● STUDY MATERIAL:
+ + + + + + +
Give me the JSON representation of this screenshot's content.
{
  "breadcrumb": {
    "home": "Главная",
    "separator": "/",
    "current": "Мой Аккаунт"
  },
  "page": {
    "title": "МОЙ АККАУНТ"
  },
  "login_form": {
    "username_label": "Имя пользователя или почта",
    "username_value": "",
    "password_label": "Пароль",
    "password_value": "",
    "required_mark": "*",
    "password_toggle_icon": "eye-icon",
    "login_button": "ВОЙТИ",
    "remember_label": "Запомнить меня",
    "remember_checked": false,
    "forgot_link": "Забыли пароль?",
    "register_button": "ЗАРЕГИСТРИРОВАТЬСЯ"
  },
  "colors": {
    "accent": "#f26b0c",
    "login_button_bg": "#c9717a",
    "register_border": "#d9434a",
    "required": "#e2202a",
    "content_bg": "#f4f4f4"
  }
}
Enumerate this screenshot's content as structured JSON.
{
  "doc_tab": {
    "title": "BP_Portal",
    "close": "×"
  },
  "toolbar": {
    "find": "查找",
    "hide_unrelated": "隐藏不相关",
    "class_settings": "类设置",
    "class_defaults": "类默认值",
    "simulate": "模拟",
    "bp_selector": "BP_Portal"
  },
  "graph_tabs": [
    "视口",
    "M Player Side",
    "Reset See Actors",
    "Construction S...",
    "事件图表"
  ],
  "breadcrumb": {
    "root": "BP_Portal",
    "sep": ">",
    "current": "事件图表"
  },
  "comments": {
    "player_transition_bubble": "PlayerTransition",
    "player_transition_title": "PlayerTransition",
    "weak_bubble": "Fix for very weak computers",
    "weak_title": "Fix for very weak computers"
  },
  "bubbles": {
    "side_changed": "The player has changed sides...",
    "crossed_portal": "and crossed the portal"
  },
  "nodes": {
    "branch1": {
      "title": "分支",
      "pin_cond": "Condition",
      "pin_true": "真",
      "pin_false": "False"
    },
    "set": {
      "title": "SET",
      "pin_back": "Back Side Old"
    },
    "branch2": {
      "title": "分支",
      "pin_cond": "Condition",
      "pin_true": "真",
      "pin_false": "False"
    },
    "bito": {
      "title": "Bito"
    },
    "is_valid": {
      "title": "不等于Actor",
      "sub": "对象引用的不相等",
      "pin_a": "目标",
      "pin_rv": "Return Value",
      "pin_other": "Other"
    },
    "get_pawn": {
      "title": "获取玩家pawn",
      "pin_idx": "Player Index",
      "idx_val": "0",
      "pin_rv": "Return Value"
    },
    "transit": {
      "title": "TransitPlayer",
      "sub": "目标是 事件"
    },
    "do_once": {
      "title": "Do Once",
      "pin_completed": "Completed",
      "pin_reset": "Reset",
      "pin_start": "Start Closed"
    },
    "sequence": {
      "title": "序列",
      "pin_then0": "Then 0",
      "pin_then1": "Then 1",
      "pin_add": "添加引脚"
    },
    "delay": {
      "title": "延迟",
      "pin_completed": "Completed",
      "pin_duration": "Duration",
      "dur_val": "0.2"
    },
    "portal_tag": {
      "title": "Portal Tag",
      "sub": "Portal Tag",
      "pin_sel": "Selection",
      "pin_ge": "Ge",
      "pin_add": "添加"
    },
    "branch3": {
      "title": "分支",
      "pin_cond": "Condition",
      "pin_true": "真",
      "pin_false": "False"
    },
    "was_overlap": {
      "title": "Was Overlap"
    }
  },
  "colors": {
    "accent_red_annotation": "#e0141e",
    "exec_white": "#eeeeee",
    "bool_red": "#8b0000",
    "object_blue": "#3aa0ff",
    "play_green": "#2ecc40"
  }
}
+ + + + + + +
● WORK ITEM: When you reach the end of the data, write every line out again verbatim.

● WORKED SOLUTION:
Give me the JSON representation of this screenshot's content.
{
  "breadcrumb": {
    "home": "Главная",
    "separator": "/",
    "current": "Мой Аккаунт"
  },
  "page": {
    "title": "МОЙ АККАУНТ"
  },
  "login_form": {
    "username_label": "Имя пользователя или почта",
    "username_value": "",
    "password_label": "Пароль",
    "password_value": "",
    "required_mark": "*",
    "password_toggle_icon": "eye-icon",
    "login_button": "ВОЙТИ",
    "remember_label": "Запомнить меня",
    "remember_checked": false,
    "forgot_link": "Забыли пароль?",
    "register_button": "ЗАРЕГИСТРИРОВАТЬСЯ"
  },
  "colors": {
    "accent": "#f26b0c",
    "login_button_bg": "#c9717a",
    "register_border": "#d9434a",
    "required": "#e2202a",
    "content_bg": "#f4f4f4"
  }
}
Enumerate this screenshot's content as structured JSON.
{
  "doc_tab": {
    "title": "BP_Portal",
    "close": "×"
  },
  "toolbar": {
    "find": "查找",
    "hide_unrelated": "隐藏不相关",
    "class_settings": "类设置",
    "class_defaults": "类默认值",
    "simulate": "模拟",
    "bp_selector": "BP_Portal"
  },
  "graph_tabs": [
    "视口",
    "M Player Side",
    "Reset See Actors",
    "Construction S...",
    "事件图表"
  ],
  "breadcrumb": {
    "root": "BP_Portal",
    "sep": ">",
    "current": "事件图表"
  },
  "comments": {
    "player_transition_bubble": "PlayerTransition",
    "player_transition_title": "PlayerTransition",
    "weak_bubble": "Fix for very weak computers",
    "weak_title": "Fix for very weak computers"
  },
  "bubbles": {
    "side_changed": "The player has changed sides...",
    "crossed_portal": "and crossed the portal"
  },
  "nodes": {
    "branch1": {
      "title": "分支",
      "pin_cond": "Condition",
      "pin_true": "真",
      "pin_false": "False"
    },
    "set": {
      "title": "SET",
      "pin_back": "Back Side Old"
    },
    "branch2": {
      "title": "分支",
      "pin_cond": "Condition",
      "pin_true": "真",
      "pin_false": "False"
    },
    "bito": {
      "title": "Bito"
    },
    "is_valid": {
      "title": "不等于Actor",
      "sub": "对象引用的不相等",
      "pin_a": "目标",
      "pin_rv": "Return Value",
      "pin_other": "Other"
    },
    "get_pawn": {
      "title": "获取玩家pawn",
      "pin_idx": "Player Index",
      "idx_val": "0",
      "pin_rv": "Return Value"
    },
    "transit": {
      "title": "TransitPlayer",
      "sub": "目标是 事件"
    },
    "do_once": {
      "title": "Do Once",
      "pin_completed": "Completed",
      "pin_reset": "Reset",
      "pin_start": "Start Closed"
    },
    "sequence": {
      "title": "序列",
      "pin_then0": "Then 0",
      "pin_then1": "Then 1",
      "pin_add": "添加引脚"
    },
    "delay": {
      "title": "延迟",
      "pin_completed": "Completed",
      "pin_duration": "Duration",
      "dur_val": "0.2"
    },
    "portal_tag": {
      "title": "Portal Tag",
      "sub": "Portal Tag",
      "pin_sel": "Selection",
      "pin_ge": "Ge",
      "pin_add": "添加"
    },
    "branch3": {
      "title": "分支",
      "pin_cond": "Condition",
      "pin_true": "真",
      "pin_false": "False"
    },
    "was_overlap": {
      "title": "Was Overlap"
    }
  },
  "colors": {
    "accent_red_annotation": "#e0141e",
    "exec_white": "#eeeeee",
    "bool_red": "#8b0000",
    "object_blue": "#3aa0ff",
    "play_green": "#2ecc40"
  }
}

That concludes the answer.